=== Begin Enclosure ===

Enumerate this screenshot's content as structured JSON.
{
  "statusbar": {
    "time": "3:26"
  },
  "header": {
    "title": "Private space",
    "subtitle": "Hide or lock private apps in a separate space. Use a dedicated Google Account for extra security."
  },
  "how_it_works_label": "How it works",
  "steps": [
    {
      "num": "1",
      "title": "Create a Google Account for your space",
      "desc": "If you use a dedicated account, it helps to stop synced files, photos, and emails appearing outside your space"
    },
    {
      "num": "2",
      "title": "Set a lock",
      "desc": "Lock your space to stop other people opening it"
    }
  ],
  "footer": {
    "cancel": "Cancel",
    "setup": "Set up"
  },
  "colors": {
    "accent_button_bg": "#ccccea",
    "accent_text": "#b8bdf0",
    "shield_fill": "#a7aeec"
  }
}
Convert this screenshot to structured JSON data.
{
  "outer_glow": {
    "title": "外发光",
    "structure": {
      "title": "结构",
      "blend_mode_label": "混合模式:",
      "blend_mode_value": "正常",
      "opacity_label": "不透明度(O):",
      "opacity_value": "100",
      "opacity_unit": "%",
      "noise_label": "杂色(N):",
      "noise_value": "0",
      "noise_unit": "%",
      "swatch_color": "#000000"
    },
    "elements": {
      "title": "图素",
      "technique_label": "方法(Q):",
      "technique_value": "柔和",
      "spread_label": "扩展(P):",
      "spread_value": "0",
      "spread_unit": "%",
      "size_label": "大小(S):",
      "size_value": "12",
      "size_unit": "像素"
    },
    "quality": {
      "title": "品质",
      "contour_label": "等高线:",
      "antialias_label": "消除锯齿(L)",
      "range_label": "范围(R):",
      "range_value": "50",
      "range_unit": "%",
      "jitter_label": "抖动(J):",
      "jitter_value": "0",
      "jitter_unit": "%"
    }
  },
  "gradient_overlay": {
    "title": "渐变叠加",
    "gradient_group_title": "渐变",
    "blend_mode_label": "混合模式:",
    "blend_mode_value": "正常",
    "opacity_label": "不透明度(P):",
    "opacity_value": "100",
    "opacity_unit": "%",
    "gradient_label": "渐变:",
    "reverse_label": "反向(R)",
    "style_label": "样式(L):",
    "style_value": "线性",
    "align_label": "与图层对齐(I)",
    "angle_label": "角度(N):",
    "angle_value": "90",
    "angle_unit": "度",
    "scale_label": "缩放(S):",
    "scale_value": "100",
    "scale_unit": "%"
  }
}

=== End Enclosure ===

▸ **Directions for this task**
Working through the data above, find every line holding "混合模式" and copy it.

▸ **The completed task**
      "blend_mode_label": "混合模式:",
    "blend_mode_label": "混合模式:",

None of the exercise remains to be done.